Born in the Dominican Republic, he grew up awkward, aggressive and unsure of his own identity. Even when he moved on to study at Stanford University in the US, he couldn’t shake this feeling of inadequacy in himself until, one day, he decided to make the same pilgrimage that many young gay men do: to Catalonia. He never went back home.
Twelve years on, you can’t move an inch in Barcelona without bumping into an American model that Erich is working with, or sharing a drink with one of his former business partners. It’s what makes him the perfect person with whom to reflect on the values of this city.

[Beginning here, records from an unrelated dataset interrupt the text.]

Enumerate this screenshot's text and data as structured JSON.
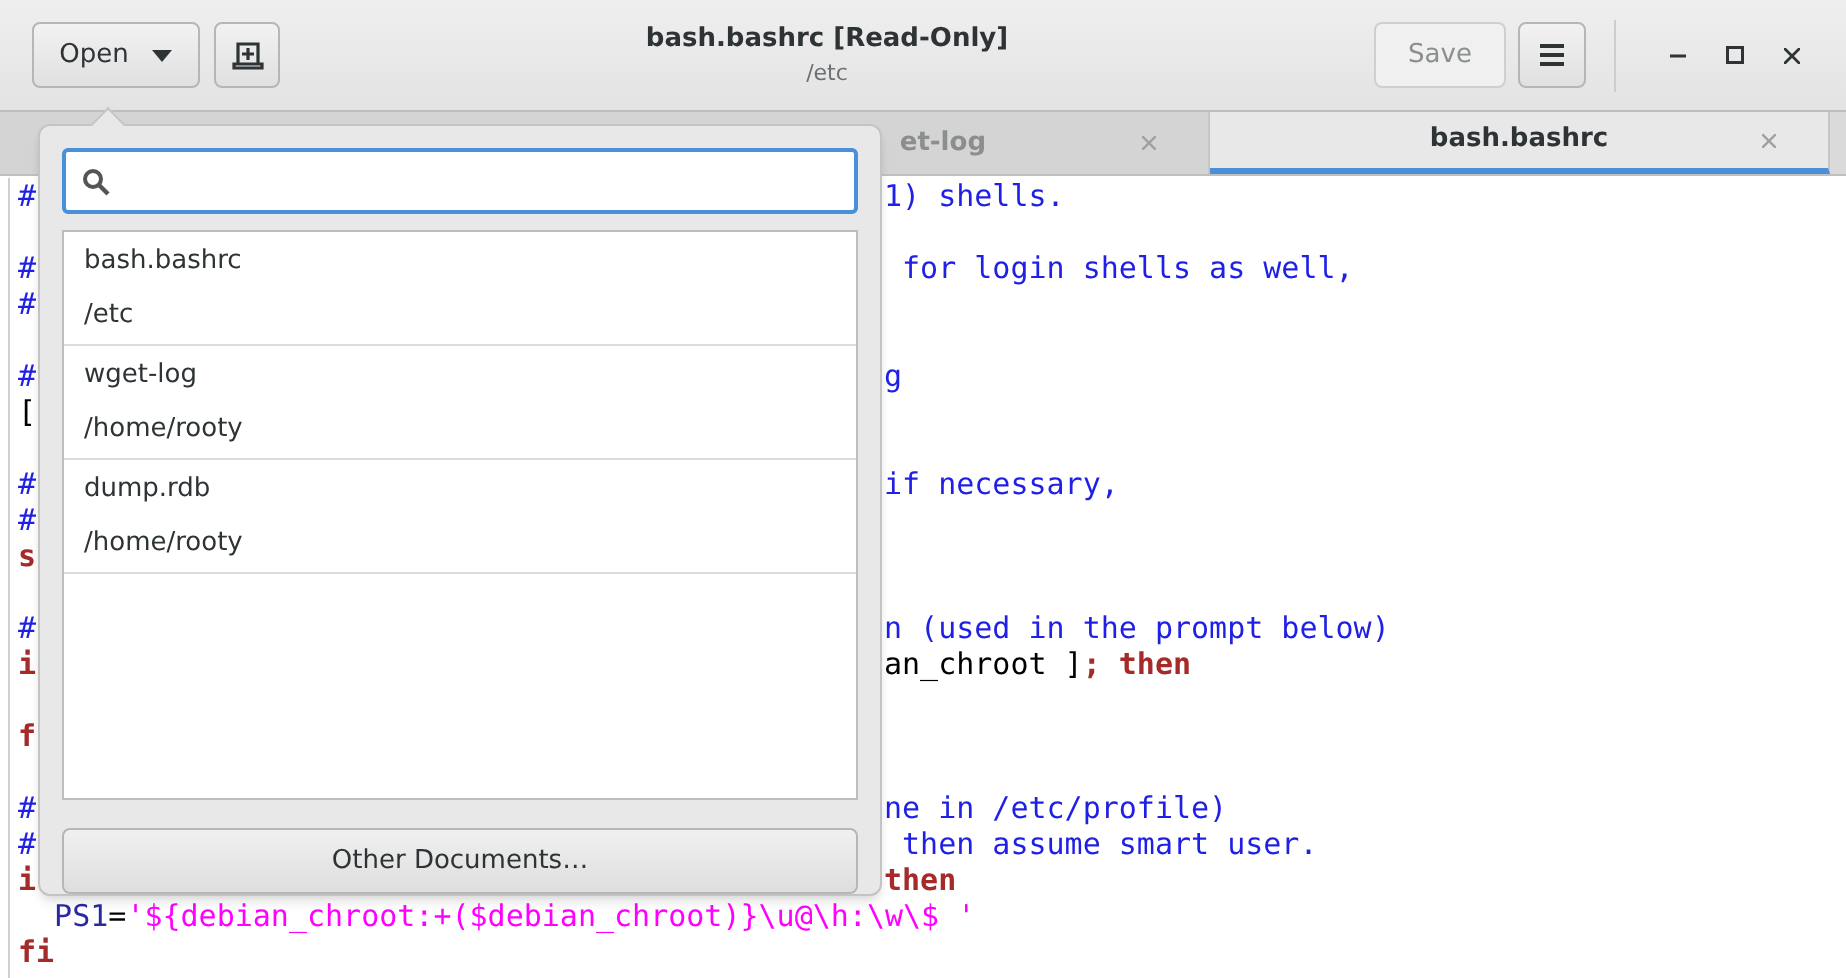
{
  "header": {
    "open_button": "Open",
    "title": "bash.bashrc [Read-Only]",
    "subtitle": "/etc",
    "save_button": {
      "label": "Save",
      "disabled": true
    }
  },
  "tabs": [
    {
      "label": "et-log",
      "selected": false
    },
    {
      "label": "bash.bashrc",
      "selected": true
    }
  ],
  "editor_lines": [
    {
      "kind": "code",
      "left": [
        {
          "text": "#",
          "kind": "comment"
        }
      ],
      "right": [
        {
          "text": "1) shells.",
          "kind": "comment"
        }
      ]
    },
    {
      "kind": "blank"
    },
    {
      "kind": "code",
      "left": [
        {
          "text": "#",
          "kind": "comment"
        }
      ],
      "right": [
        {
          "text": " for login shells as well,",
          "kind": "comment"
        }
      ]
    },
    {
      "kind": "code",
      "left": [
        {
          "text": "#",
          "kind": "comment"
        }
      ]
    },
    {
      "kind": "blank"
    },
    {
      "kind": "code",
      "left": [
        {
          "text": "#",
          "kind": "comment"
        }
      ],
      "right": [
        {
          "text": "g",
          "kind": "comment"
        }
      ]
    },
    {
      "kind": "code",
      "left": [
        {
          "text": "[",
          "kind": "plain"
        }
      ]
    },
    {
      "kind": "blank"
    },
    {
      "kind": "code",
      "left": [
        {
          "text": "#",
          "kind": "comment"
        }
      ],
      "right": [
        {
          "text": "if necessary,",
          "kind": "comment"
        }
      ]
    },
    {
      "kind": "code",
      "left": [
        {
          "text": "#",
          "kind": "comment"
        }
      ]
    },
    {
      "kind": "code",
      "left": [
        {
          "text": "s",
          "kind": "keyword"
        }
      ]
    },
    {
      "kind": "blank"
    },
    {
      "kind": "code",
      "left": [
        {
          "text": "#",
          "kind": "comment"
        }
      ],
      "right": [
        {
          "text": "n (used in the prompt below)",
          "kind": "comment"
        }
      ]
    },
    {
      "kind": "code",
      "left": [
        {
          "text": "i",
          "kind": "keyword"
        }
      ],
      "right": [
        {
          "text": "an_chroot ]",
          "kind": "plain"
        },
        {
          "text": "; then",
          "kind": "keyword"
        }
      ]
    },
    {
      "kind": "blank"
    },
    {
      "kind": "code",
      "left": [
        {
          "text": "f",
          "kind": "keyword"
        }
      ]
    },
    {
      "kind": "blank"
    },
    {
      "kind": "code",
      "left": [
        {
          "text": "#",
          "kind": "comment"
        }
      ],
      "right": [
        {
          "text": "ne in /etc/profile)",
          "kind": "comment"
        }
      ]
    },
    {
      "kind": "code",
      "left": [
        {
          "text": "#",
          "kind": "comment"
        }
      ],
      "right": [
        {
          "text": " then assume smart user.",
          "kind": "comment"
        }
      ]
    },
    {
      "kind": "code",
      "left": [
        {
          "text": "i",
          "kind": "keyword"
        }
      ],
      "right": [
        {
          "text": "then",
          "kind": "keyword"
        }
      ]
    },
    {
      "kind": "code",
      "left": [
        {
          "text": "  PS1",
          "kind": "variable"
        },
        {
          "text": "=",
          "kind": "plain"
        },
        {
          "text": "'${debian_chroot:+($debian_chroot)}\\u@\\h:\\w\\$ '",
          "kind": "string"
        }
      ]
    },
    {
      "kind": "code",
      "left": [
        {
          "text": "fi",
          "kind": "keyword"
        }
      ]
    }
  ],
  "popover": {
    "documents": [
      {
        "name": "bash.bashrc",
        "path": "/etc"
      },
      {
        "name": "wget-log",
        "path": "/home/rooty"
      },
      {
        "name": "dump.rdb",
        "path": "/home/rooty"
      }
    ],
    "other_button": "Other Documents…"
  }
}
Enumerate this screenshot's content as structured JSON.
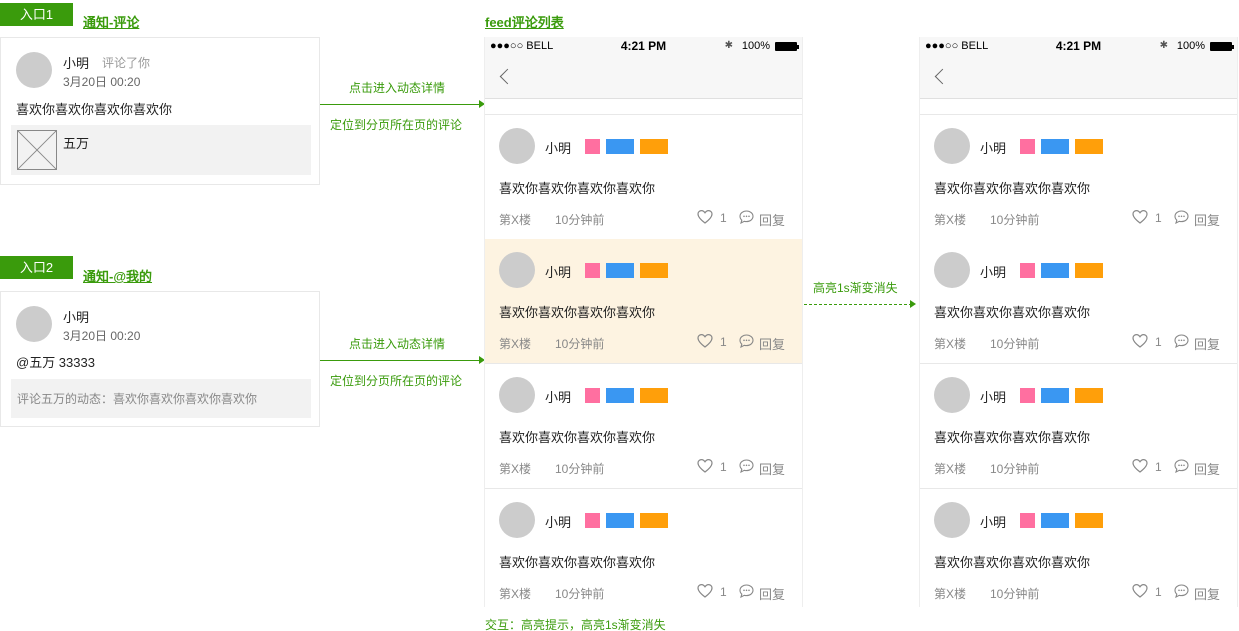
{
  "entry1": {
    "tag": "入口1",
    "title": "通知-评论",
    "name": "小明",
    "action": "评论了你",
    "time": "3月20日  00:20",
    "content": "喜欢你喜欢你喜欢你喜欢你",
    "quote_label": "五万"
  },
  "entry2": {
    "tag": "入口2",
    "title": "通知-@我的",
    "name": "小明",
    "time": "3月20日  00:20",
    "content": "@五万 33333",
    "quote_text": "评论五万的动态：喜欢你喜欢你喜欢你喜欢你"
  },
  "arrow1": {
    "top": "点击进入动态详情",
    "bottom": "定位到分页所在页的评论"
  },
  "arrow2": {
    "top": "点击进入动态详情",
    "bottom": "定位到分页所在页的评论"
  },
  "arrow3": {
    "label": "高亮1s渐变消失"
  },
  "section_title": "feed评论列表",
  "footnote": "交互：高亮提示，高亮1s渐变消失",
  "statusbar": {
    "carrier": "●●●○○ BELL",
    "time": "4:21 PM",
    "battery": "100%"
  },
  "badge_colors": [
    "#ff6fa0",
    "#3a97f2",
    "#ff9f0a"
  ],
  "highlight_color": "#fdf3e1",
  "comment": {
    "name": "小明",
    "text": "喜欢你喜欢你喜欢你喜欢你",
    "floor": "第X楼",
    "time": "10分钟前",
    "likes": "1",
    "reply": "回复"
  }
}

“I find you quite calming to be around,” says Erich. “We argue so much at the moment that it’s nice to have one of you placid Brits around.” Is that how we’re seen out here then? “Well, there’s the average Brit, who behaves really poorly and is aggressive when he’s drunk. Or the gentleman, who is all the contrary.” Erich takes a sip. “But most of the British men have an OK dick and are OK in bed.” The sky is the limit.
Later, we fly 26 floors up to ‘Beauties Night’, a party Erich organises at the top of the five-star W Hotel. Yet despite the throbbing Balearic beats and paint-covered revellers, Erich is still arguing. It just looks exhausting. Are the Spanish also this ruled by passion?
Erich shrugs his shoulders. “On some level, but being from outside of Europe, I can see that love here means the same for the Spanish as it does for the Brits: love and commitment. And I think Brits can provide that.” Then, it hits me.
It takes running across Europe from date to date, sweaty and exhausted, to realise how truly awful you are at romance. And it takes being British to convince yourself that a journey of 3,000 miles is the way to find an answer to that problem.
On the continent, we’re seen in two ways. On one hand, there’s an identity we desperately need to sort out: absolute drunken embarrassments. The other, we just need to come to terms with: big slices of OK. People-pleasing middlemen. Guys who are needy, but hate awkwardness too much to let it cause problems like the Spanish; old-fashioned, like the Italians; open-minded, until we meet the French; modern, yet we embarrass the Dutch like their drunk uncles.
It’s something each of my dates raised, and found charming. So let’s run with it! Be the safe pair of hands people would happily introduce to their parents; tweet about the life you’ve got out of those George by Asda socks. Embrace your inner mediocrity! It’s the only way to a life of happiness. And comfort.
Thanks to free dating app Happn for supporting our Euro romance odyssey; happn.com